  4. If this potential client has not worked with a contractor before, they may not know what they value, and nine times out of ten they are not my customers. Typically first-time customers are reading online how to hire a contractor or inquiring with friends as to their experience. I want a well-educated customer who knows exactly what they want. It should be noted that I may be turning down a potential customer here, but I have to play the numbers. I only have so many hours in a day, and I want to allocate my time to the highest qualified lead. Again, I do not need volume.
  5. Truth be told, I often ask for an address. This is not to be demeaning or condescending, but typically the customer who values my services posseses a specific type of lifestyle. They are not necessarily looking for a financial return on their investment and they have some disposable income. If I google their address and they live in a $250k house, I can surmise that they are most likely not willing to spend $150k on a kitchen or $60k on a bathroom (my ideal customer). Again, I may be closing the door on a potential client and there are exceptions to every rule, but I am playing to percentages here.
  6. Asking where a lead came from can be extremely telling. I understand where most of my leads come from and the probability of them being a fit based on these parameters. Google does not produce a high-quality, high-percentage lead for me. Social media typically yields more quality leads, but when looking at the volume, the percentage is still low. A word of mouth referral is a high-probability lead. They have spoken to a customer of mine who advocated for our process and product. A lead from a designer, or architect is also another high-probability lead. They have engaged the services of a professional designer which proves they are committed to the process.

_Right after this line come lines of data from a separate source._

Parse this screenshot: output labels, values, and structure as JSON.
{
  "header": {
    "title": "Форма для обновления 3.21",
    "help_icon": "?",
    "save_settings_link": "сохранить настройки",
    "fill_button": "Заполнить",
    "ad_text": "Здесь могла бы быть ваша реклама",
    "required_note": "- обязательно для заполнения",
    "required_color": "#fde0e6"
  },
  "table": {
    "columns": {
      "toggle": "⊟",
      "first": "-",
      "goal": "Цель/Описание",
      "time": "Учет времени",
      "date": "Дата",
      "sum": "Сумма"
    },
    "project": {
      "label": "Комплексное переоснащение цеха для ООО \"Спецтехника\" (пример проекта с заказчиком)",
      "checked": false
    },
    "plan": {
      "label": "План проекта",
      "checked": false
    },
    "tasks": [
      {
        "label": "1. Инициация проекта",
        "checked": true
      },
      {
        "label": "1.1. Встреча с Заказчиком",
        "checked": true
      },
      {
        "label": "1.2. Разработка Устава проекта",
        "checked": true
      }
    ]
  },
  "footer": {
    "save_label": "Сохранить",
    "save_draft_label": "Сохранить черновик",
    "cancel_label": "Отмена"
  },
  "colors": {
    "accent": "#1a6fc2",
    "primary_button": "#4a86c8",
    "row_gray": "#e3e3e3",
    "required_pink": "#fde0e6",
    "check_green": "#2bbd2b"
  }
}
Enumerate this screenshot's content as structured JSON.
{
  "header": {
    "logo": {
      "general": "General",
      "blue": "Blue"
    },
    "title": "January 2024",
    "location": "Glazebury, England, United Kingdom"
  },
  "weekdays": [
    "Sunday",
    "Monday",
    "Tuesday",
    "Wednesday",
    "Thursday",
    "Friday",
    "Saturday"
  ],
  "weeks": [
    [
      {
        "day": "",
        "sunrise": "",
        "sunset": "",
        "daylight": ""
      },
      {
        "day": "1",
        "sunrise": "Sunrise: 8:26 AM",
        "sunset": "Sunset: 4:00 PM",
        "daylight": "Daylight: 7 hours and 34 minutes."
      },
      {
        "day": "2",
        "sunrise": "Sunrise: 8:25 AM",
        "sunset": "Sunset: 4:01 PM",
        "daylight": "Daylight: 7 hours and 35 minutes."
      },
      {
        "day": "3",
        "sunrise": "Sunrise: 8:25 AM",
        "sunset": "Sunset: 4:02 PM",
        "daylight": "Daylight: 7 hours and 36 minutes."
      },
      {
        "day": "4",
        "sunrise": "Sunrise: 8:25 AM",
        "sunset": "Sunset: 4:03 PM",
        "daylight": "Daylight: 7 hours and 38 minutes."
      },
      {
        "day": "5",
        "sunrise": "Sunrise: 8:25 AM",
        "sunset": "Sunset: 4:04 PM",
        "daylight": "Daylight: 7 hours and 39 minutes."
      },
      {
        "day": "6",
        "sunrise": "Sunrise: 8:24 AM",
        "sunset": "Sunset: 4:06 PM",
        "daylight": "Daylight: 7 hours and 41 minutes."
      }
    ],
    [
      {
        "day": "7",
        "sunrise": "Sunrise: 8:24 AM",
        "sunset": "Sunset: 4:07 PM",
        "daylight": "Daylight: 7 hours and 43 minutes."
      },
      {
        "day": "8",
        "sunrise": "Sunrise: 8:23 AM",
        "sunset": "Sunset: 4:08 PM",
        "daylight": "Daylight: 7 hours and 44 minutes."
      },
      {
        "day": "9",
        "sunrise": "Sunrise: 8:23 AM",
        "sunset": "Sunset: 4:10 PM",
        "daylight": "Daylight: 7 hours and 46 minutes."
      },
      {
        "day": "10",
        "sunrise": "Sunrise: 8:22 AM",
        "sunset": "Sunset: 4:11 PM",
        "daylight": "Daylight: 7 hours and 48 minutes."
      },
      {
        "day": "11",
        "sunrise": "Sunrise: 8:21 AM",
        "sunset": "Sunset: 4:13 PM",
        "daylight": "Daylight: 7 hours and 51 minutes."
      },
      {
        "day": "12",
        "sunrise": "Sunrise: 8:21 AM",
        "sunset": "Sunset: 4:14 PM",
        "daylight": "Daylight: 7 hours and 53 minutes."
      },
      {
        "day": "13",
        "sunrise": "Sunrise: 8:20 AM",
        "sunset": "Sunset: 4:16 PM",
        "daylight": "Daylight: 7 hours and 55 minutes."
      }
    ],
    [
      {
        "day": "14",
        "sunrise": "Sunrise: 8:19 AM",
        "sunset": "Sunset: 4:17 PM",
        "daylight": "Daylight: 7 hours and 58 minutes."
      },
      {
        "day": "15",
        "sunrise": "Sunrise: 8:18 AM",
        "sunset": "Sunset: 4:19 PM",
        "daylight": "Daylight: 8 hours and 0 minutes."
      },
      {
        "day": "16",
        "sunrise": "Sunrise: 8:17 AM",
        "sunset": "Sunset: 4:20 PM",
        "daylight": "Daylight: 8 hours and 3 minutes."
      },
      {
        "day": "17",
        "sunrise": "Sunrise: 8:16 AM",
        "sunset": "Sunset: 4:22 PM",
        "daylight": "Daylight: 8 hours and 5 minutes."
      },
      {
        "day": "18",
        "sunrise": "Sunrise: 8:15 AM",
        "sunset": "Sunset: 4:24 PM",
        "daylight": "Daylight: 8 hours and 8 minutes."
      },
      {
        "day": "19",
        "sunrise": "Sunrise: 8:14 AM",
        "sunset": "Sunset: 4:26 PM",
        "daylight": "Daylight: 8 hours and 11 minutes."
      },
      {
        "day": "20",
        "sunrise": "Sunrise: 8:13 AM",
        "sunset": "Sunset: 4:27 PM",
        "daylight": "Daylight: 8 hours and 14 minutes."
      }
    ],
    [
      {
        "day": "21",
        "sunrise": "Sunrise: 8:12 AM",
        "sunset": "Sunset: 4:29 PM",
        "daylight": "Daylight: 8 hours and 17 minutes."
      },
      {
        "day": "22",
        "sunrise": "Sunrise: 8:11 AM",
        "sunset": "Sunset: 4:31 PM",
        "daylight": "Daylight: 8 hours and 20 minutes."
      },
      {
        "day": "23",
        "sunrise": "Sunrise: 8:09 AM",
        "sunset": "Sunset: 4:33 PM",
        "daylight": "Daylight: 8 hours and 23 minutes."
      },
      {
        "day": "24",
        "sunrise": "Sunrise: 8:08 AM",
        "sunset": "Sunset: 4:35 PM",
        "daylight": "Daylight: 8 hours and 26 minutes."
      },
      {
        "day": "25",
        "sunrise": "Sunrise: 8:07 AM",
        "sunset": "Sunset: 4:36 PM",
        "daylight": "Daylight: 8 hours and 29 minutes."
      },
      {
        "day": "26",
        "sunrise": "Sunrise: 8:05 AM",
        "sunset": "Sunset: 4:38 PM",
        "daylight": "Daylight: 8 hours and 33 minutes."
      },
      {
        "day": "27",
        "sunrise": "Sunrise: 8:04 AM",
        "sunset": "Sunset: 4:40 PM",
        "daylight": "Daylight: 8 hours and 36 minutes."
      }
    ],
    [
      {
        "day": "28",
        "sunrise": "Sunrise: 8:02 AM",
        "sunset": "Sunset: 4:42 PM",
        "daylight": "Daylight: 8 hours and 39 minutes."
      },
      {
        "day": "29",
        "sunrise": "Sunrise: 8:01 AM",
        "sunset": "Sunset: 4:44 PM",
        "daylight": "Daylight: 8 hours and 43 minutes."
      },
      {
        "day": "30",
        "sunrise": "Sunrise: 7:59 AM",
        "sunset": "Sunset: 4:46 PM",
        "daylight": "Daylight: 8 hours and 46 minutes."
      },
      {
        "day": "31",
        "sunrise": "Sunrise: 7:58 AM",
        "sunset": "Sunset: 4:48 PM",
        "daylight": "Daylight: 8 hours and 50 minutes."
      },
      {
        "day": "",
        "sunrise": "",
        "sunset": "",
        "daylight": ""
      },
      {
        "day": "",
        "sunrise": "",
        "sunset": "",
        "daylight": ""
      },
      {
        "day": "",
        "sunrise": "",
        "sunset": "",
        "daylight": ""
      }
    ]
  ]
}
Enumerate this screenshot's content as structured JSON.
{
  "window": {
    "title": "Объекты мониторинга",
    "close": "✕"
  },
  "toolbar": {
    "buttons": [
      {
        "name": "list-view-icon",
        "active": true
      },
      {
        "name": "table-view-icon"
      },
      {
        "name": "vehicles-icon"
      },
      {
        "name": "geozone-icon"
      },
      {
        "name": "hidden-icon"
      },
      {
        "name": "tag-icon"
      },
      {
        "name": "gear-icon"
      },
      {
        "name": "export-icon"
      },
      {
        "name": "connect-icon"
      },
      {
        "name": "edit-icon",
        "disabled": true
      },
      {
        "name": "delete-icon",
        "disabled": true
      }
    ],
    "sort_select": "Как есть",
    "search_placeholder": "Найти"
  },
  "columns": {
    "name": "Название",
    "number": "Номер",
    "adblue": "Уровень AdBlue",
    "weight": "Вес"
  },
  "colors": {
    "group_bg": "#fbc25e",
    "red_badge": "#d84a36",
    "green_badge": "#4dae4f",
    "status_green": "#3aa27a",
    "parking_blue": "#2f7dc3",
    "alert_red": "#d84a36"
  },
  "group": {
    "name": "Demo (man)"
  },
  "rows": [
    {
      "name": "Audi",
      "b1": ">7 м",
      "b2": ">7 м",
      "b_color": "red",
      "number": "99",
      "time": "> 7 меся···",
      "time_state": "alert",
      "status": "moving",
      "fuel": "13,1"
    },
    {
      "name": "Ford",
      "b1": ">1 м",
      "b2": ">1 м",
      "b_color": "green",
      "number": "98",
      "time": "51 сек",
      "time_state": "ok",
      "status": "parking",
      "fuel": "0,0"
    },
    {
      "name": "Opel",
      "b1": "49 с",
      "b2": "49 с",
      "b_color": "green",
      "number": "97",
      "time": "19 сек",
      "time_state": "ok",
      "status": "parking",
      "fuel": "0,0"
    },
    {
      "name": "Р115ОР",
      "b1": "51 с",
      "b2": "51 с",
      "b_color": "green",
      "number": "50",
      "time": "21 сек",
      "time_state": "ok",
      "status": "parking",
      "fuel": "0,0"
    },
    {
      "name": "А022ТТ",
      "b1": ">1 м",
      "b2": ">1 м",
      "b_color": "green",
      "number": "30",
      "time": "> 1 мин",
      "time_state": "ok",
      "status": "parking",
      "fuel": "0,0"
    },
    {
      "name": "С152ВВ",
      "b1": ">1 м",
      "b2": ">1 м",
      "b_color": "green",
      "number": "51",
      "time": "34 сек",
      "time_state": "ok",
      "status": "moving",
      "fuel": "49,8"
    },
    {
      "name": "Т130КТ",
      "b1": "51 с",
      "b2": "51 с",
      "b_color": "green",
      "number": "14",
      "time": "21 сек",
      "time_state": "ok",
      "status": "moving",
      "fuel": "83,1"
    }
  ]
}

  7. Are they looking to bid out the project? At this point in my career I generally do not competitively bid projects. This is not out of arrogance or ego, but rather a desire to work with people who fully comprehend and value what I do. If I can only do four larger (for me) projects a year, I want to work for people who unwaveringly want my product. This yields the most lucrative and enjoyable projects for me.

I hope that the introduction to my pre-construction process has proved to be insightful thus far. Next week I am going to elaborate on what my actual process looks like, and what systems I have in place for doing so. I really wanted to use this week as a precursor to that blog. I need you to understand why I have implemented these systems, and the motivations for doing so. The big takeaway here should be that it is critical to understand who you are as a business, what separates you from the competition, and who is your target customer. To spend my time entertaining leads and attempting to sell work to someone who values something we cannot deliver or does not value what we stand for is a spectacular waste of time. See you next week!  

- Tyler Grace